What you should do
Search the material for the string "Naming", then report how many lines hold it, with no other text.

Given data
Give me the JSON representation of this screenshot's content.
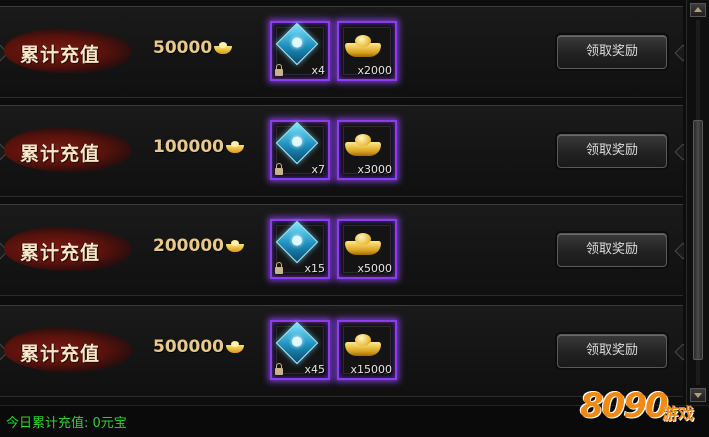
{
  "rewards": [
    {
      "label": "累计充值",
      "amount": "50000",
      "items": [
        {
          "icon": "blue-gem-icon",
          "count": "x4",
          "locked": true
        },
        {
          "icon": "gold-ingot-icon",
          "count": "x2000",
          "locked": false
        }
      ],
      "button": "领取奖励"
    },
    {
      "label": "累计充值",
      "amount": "100000",
      "items": [
        {
          "icon": "blue-gem-icon",
          "count": "x7",
          "locked": true
        },
        {
          "icon": "gold-ingot-icon",
          "count": "x3000",
          "locked": false
        }
      ],
      "button": "领取奖励"
    },
    {
      "label": "累计充值",
      "amount": "200000",
      "items": [
        {
          "icon": "blue-gem-icon",
          "count": "x15",
          "locked": true
        },
        {
          "icon": "gold-ingot-icon",
          "count": "x5000",
          "locked": false
        }
      ],
      "button": "领取奖励"
    },
    {
      "label": "累计充值",
      "amount": "500000",
      "items": [
        {
          "icon": "blue-gem-icon",
          "count": "x45",
          "locked": true
        },
        {
          "icon": "gold-ingot-icon",
          "count": "x15000",
          "locked": false
        }
      ],
      "button": "领取奖励"
    }
  ],
  "footer": {
    "today_recharge": "今日累计充值: 0元宝"
  },
  "watermark": {
    "number": "8090",
    "text": "游戏"
  },
  "colors": {
    "slot_glow": "#8b3df0",
    "banner_red": "#7a1a12",
    "amount_gold": "#e8c98a",
    "footer_green": "#2fd12f"
  }
}
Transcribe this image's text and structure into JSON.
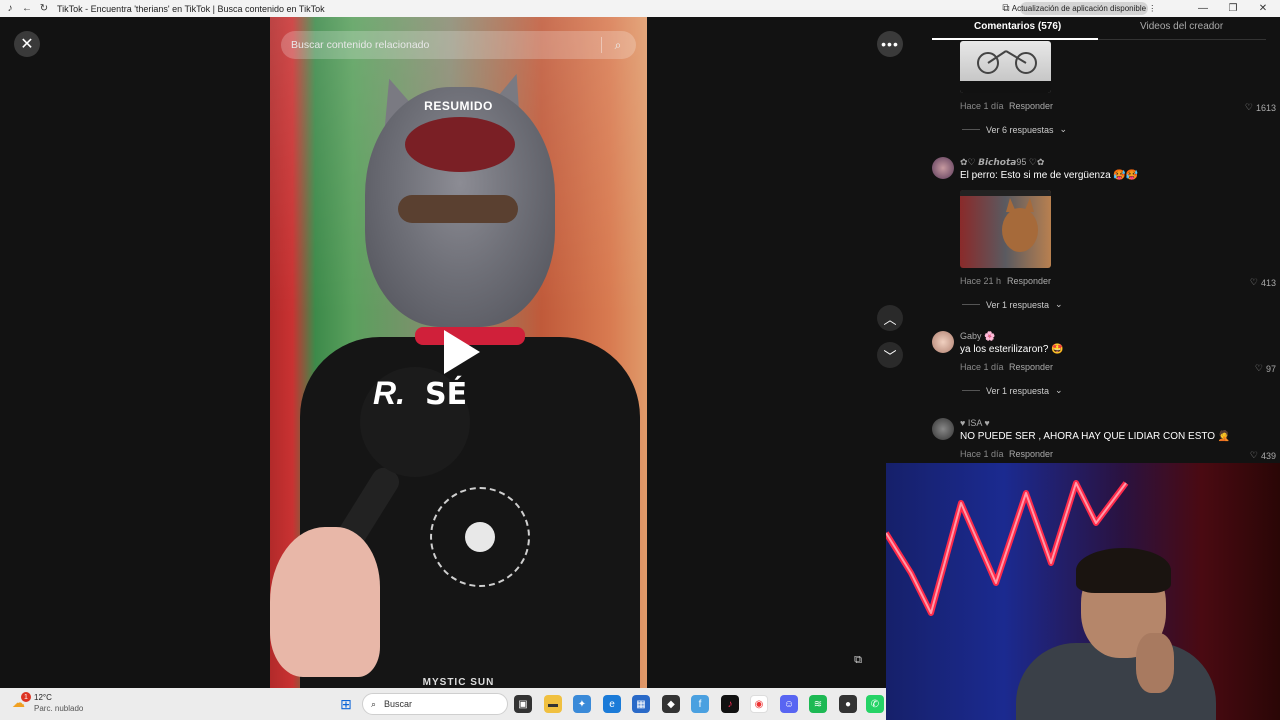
{
  "browser": {
    "title": "TikTok - Encuentra 'therians' en TikTok | Busca contenido en TikTok",
    "update_label": "Actualización de aplicación disponible"
  },
  "video": {
    "search_placeholder": "Buscar contenido relacionado",
    "overlay_title": "RESUMIDO",
    "logo_letter": "R.",
    "logo_word": "SÉ",
    "shirt_text": "MYSTIC SUN"
  },
  "panel": {
    "tabs": [
      {
        "label": "Comentarios (576)"
      },
      {
        "label": "Videos del creador"
      }
    ],
    "reply_label": "Responder",
    "comments": [
      {
        "username": "",
        "text": "",
        "time": "Hace 1 día",
        "likes": "1613",
        "view_replies": "Ver 6 respuestas"
      },
      {
        "username": "✿♡ 𝘽𝙞𝙘𝙝𝙤𝙩𝙖95 ♡✿",
        "text": "El perro: Esto si me de vergüenza 🥵🥵",
        "time": "Hace 21 h",
        "likes": "413",
        "view_replies": "Ver 1 respuesta"
      },
      {
        "username": "Gaby 🌸",
        "text": "ya los esterilizaron? 🤩",
        "time": "Hace 1 día",
        "likes": "97",
        "view_replies": "Ver 1 respuesta"
      },
      {
        "username": "♥ ISA ♥",
        "text": "NO PUEDE SER , AHORA HAY QUE LIDIAR CON ESTO 🤦",
        "time": "Hace 1 día",
        "likes": "439",
        "view_replies": ""
      }
    ]
  },
  "taskbar": {
    "weather_temp": "12°C",
    "weather_desc": "Parc. nublado",
    "weather_badge": "1",
    "search_label": "Buscar"
  },
  "colors": {
    "accent_red": "#fe2c55",
    "panel_bg": "#121212"
  }
}
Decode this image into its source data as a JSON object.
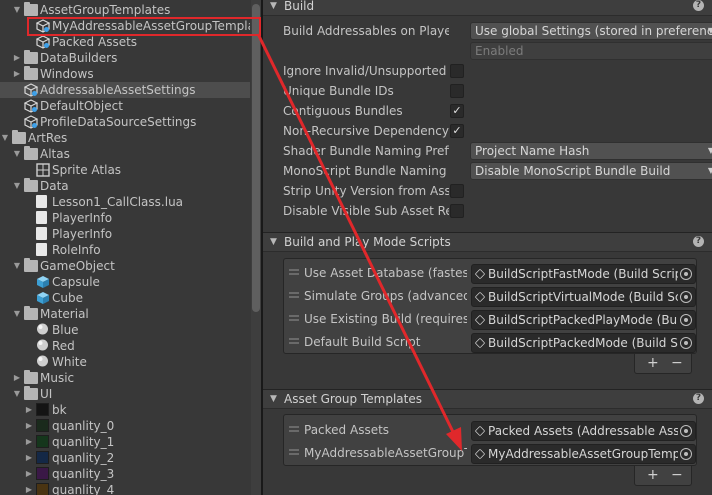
{
  "tree": [
    {
      "label": "AssetGroupTemplates",
      "depth": 1,
      "icon": "folder",
      "expanded": true
    },
    {
      "label": "MyAddressableAssetGroupTemplat",
      "depth": 2,
      "icon": "scriptable-object"
    },
    {
      "label": "Packed Assets",
      "depth": 2,
      "icon": "scriptable-object"
    },
    {
      "label": "DataBuilders",
      "depth": 1,
      "icon": "folder",
      "expanded": false
    },
    {
      "label": "Windows",
      "depth": 1,
      "icon": "folder",
      "expanded": false
    },
    {
      "label": "AddressableAssetSettings",
      "depth": 1,
      "icon": "scriptable-object",
      "selected": true
    },
    {
      "label": "DefaultObject",
      "depth": 1,
      "icon": "scriptable-object"
    },
    {
      "label": "ProfileDataSourceSettings",
      "depth": 1,
      "icon": "scriptable-object"
    },
    {
      "label": "ArtRes",
      "depth": 0,
      "icon": "folder",
      "expanded": true
    },
    {
      "label": "Altas",
      "depth": 1,
      "icon": "folder",
      "expanded": true
    },
    {
      "label": "Sprite Atlas",
      "depth": 2,
      "icon": "sprite-atlas"
    },
    {
      "label": "Data",
      "depth": 1,
      "icon": "folder",
      "expanded": true
    },
    {
      "label": "Lesson1_CallClass.lua",
      "depth": 2,
      "icon": "file"
    },
    {
      "label": "PlayerInfo",
      "depth": 2,
      "icon": "file"
    },
    {
      "label": "PlayerInfo",
      "depth": 2,
      "icon": "file"
    },
    {
      "label": "RoleInfo",
      "depth": 2,
      "icon": "file"
    },
    {
      "label": "GameObject",
      "depth": 1,
      "icon": "folder",
      "expanded": true
    },
    {
      "label": "Capsule",
      "depth": 2,
      "icon": "prefab"
    },
    {
      "label": "Cube",
      "depth": 2,
      "icon": "prefab"
    },
    {
      "label": "Material",
      "depth": 1,
      "icon": "folder",
      "expanded": true
    },
    {
      "label": "Blue",
      "depth": 2,
      "icon": "material"
    },
    {
      "label": "Red",
      "depth": 2,
      "icon": "material"
    },
    {
      "label": "White",
      "depth": 2,
      "icon": "material"
    },
    {
      "label": "Music",
      "depth": 1,
      "icon": "folder",
      "expanded": false
    },
    {
      "label": "UI",
      "depth": 1,
      "icon": "folder",
      "expanded": true
    },
    {
      "label": "bk",
      "depth": 2,
      "icon": "texture",
      "expandable": true,
      "color": "#141414"
    },
    {
      "label": "quanlity_0",
      "depth": 2,
      "icon": "texture",
      "expandable": true,
      "color": "#1a2a1c"
    },
    {
      "label": "quanlity_1",
      "depth": 2,
      "icon": "texture",
      "expandable": true,
      "color": "#15361c"
    },
    {
      "label": "quanlity_2",
      "depth": 2,
      "icon": "texture",
      "expandable": true,
      "color": "#142846"
    },
    {
      "label": "quanlity_3",
      "depth": 2,
      "icon": "texture",
      "expandable": true,
      "color": "#3a1846"
    },
    {
      "label": "quanlity_4",
      "depth": 2,
      "icon": "texture",
      "expandable": true,
      "color": "#4a3412"
    }
  ],
  "build": {
    "title": "Build",
    "props": [
      {
        "label": "Build Addressables on Player",
        "kind": "dropdown",
        "value": "Use global Settings (stored in preferences"
      },
      {
        "label": "",
        "kind": "readonly",
        "value": "Enabled"
      },
      {
        "label": "Ignore Invalid/Unsupported Fi",
        "kind": "checkbox",
        "checked": false
      },
      {
        "label": "Unique Bundle IDs",
        "kind": "checkbox",
        "checked": false
      },
      {
        "label": "Contiguous Bundles",
        "kind": "checkbox",
        "checked": true
      },
      {
        "label": "Non-Recursive Dependency C",
        "kind": "checkbox",
        "checked": true
      },
      {
        "label": "Shader Bundle Naming Prefix",
        "kind": "dropdown",
        "value": "Project Name Hash"
      },
      {
        "label": "MonoScript Bundle Naming P",
        "kind": "dropdown",
        "value": "Disable MonoScript Bundle Build"
      },
      {
        "label": "Strip Unity Version from Asset",
        "kind": "checkbox",
        "checked": false
      },
      {
        "label": "Disable Visible Sub Asset Rep",
        "kind": "checkbox",
        "checked": false
      }
    ]
  },
  "scripts": {
    "title": "Build and Play Mode Scripts",
    "rows": [
      {
        "label": "Use Asset Database (fastest)",
        "value": "BuildScriptFastMode (Build Script"
      },
      {
        "label": "Simulate Groups (advanced)",
        "value": "BuildScriptVirtualMode (Build Scri"
      },
      {
        "label": "Use Existing Build (requires bu",
        "value": "BuildScriptPackedPlayMode (Buil"
      },
      {
        "label": "Default Build Script",
        "value": "BuildScriptPackedMode (Build Sc"
      }
    ]
  },
  "templates": {
    "title": "Asset Group Templates",
    "rows": [
      {
        "label": "Packed Assets",
        "value": "Packed Assets (Addressable Asse"
      },
      {
        "label": "MyAddressableAssetGroupTe",
        "value": "MyAddressableAssetGroupTempla"
      }
    ]
  },
  "glyphs": {
    "help": "?",
    "add": "+",
    "remove": "−",
    "check": "✓",
    "expanded": "▼",
    "collapsed": "▶",
    "dropdown": "▼"
  },
  "colors": {
    "annotation": "#e0282b",
    "selection": "#4d4d4d",
    "panel": "#383838"
  }
}
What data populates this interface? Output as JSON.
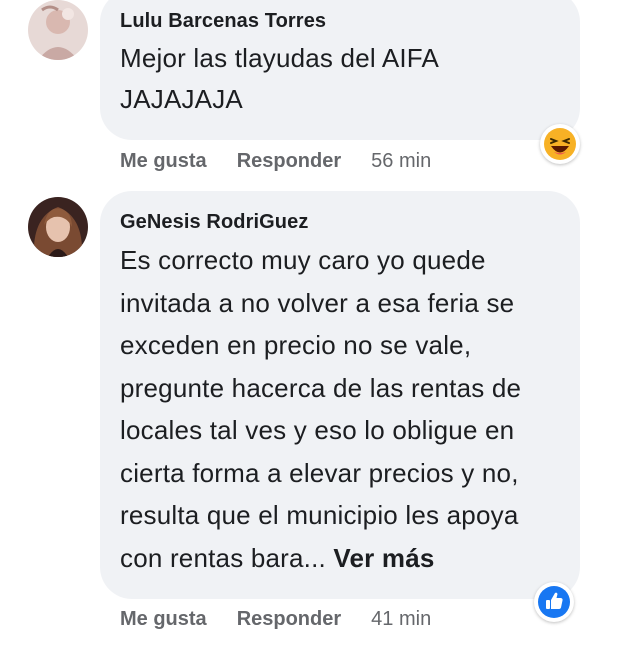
{
  "comments": [
    {
      "author": "Lulu Barcenas Torres",
      "text_lines": [
        "Mejor las tlayudas del AIFA",
        "JAJAJAJA"
      ],
      "reaction_icon": "haha-emoji-icon",
      "like_label": "Me gusta",
      "reply_label": "Responder",
      "time": "56 min"
    },
    {
      "author": "GeNesis RodriGuez",
      "text_lines": [
        "Es correcto muy caro yo quede",
        "invitada a no volver a esa feria se",
        "exceden en precio no se vale,",
        "pregunte hacerca de las rentas de",
        "locales tal ves y eso lo obligue en",
        "cierta forma a elevar precios y no,",
        "resulta que el municipio les apoya",
        "con rentas bara..."
      ],
      "see_more": "Ver más",
      "reaction_icon": "like-thumb-icon",
      "like_label": "Me gusta",
      "reply_label": "Responder",
      "time": "41 min"
    }
  ],
  "colors": {
    "bubble": "#f0f2f5",
    "text": "#1c1e21",
    "secondary": "#65676b",
    "like_blue": "#1877f2",
    "haha_yellow": "#f7b125"
  }
}
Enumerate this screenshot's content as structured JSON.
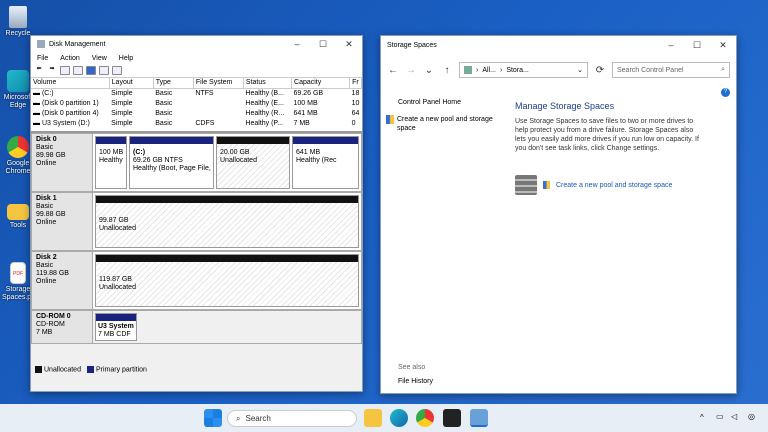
{
  "desktop": {
    "icons": [
      {
        "label": "Recycle"
      },
      {
        "label": "Microsoft Edge"
      },
      {
        "label": "Google Chrome"
      },
      {
        "label": "Tools"
      },
      {
        "label": "Storage Spaces.pdf"
      }
    ]
  },
  "disk_management": {
    "title": "Disk Management",
    "menu": [
      "File",
      "Action",
      "View",
      "Help"
    ],
    "columns": [
      "Volume",
      "Layout",
      "Type",
      "File System",
      "Status",
      "Capacity",
      "Fr"
    ],
    "volumes": [
      [
        "(C:)",
        "Simple",
        "Basic",
        "NTFS",
        "Healthy (B...",
        "69.26 GB",
        "18"
      ],
      [
        "(Disk 0 partition 1)",
        "Simple",
        "Basic",
        "",
        "Healthy (E...",
        "100 MB",
        "10"
      ],
      [
        "(Disk 0 partition 4)",
        "Simple",
        "Basic",
        "",
        "Healthy (R...",
        "641 MB",
        "64"
      ],
      [
        "U3 System (D:)",
        "Simple",
        "Basic",
        "CDFS",
        "Healthy (P...",
        "7 MB",
        "0"
      ]
    ],
    "disks": [
      {
        "name": "Disk 0",
        "type": "Basic",
        "size": "89.98 GB",
        "status": "Online",
        "parts": [
          {
            "l1": "100 MB",
            "l2": "Healthy",
            "l3": ""
          },
          {
            "l1": "(C:)",
            "l2": "69.26 GB NTFS",
            "l3": "Healthy (Boot, Page File,"
          },
          {
            "l1": "20.00 GB",
            "l2": "Unallocated",
            "l3": ""
          },
          {
            "l1": "641 MB",
            "l2": "Healthy (Rec",
            "l3": ""
          }
        ]
      },
      {
        "name": "Disk 1",
        "type": "Basic",
        "size": "99.88 GB",
        "status": "Online",
        "parts": [
          {
            "l1": "99.87 GB",
            "l2": "Unallocated"
          }
        ]
      },
      {
        "name": "Disk 2",
        "type": "Basic",
        "size": "119.88 GB",
        "status": "Online",
        "parts": [
          {
            "l1": "119.87 GB",
            "l2": "Unallocated"
          }
        ]
      },
      {
        "name": "CD-ROM 0",
        "type": "CD-ROM",
        "size": "7 MB",
        "status": "",
        "parts": [
          {
            "l1": "U3 System",
            "l2": "7 MB CDF"
          }
        ]
      }
    ],
    "legend": {
      "unallocated": "Unallocated",
      "primary": "Primary partition"
    }
  },
  "storage_spaces": {
    "title": "Storage Spaces",
    "breadcrumb": [
      "All...",
      "Stora..."
    ],
    "search_placeholder": "Search Control Panel",
    "left": {
      "home": "Control Panel Home",
      "create": "Create a new pool and storage space",
      "see_also": "See also",
      "history": "File History"
    },
    "heading": "Manage Storage Spaces",
    "description": "Use Storage Spaces to save files to two or more drives to help protect you from a drive failure. Storage Spaces also lets you easily add more drives if you run low on capacity. If you don't see task links, click Change settings.",
    "create_link": "Create a new pool and storage space"
  },
  "taskbar": {
    "search": "Search"
  }
}
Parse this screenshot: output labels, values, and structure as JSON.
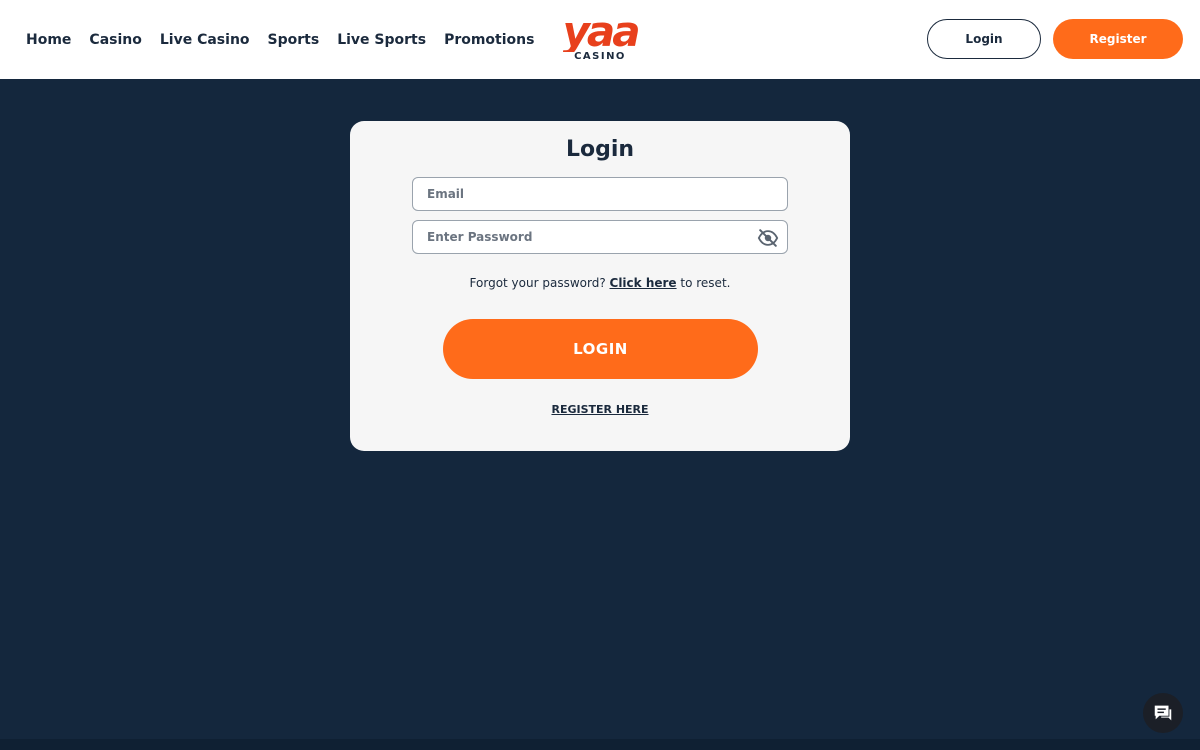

Answer for this exercise
2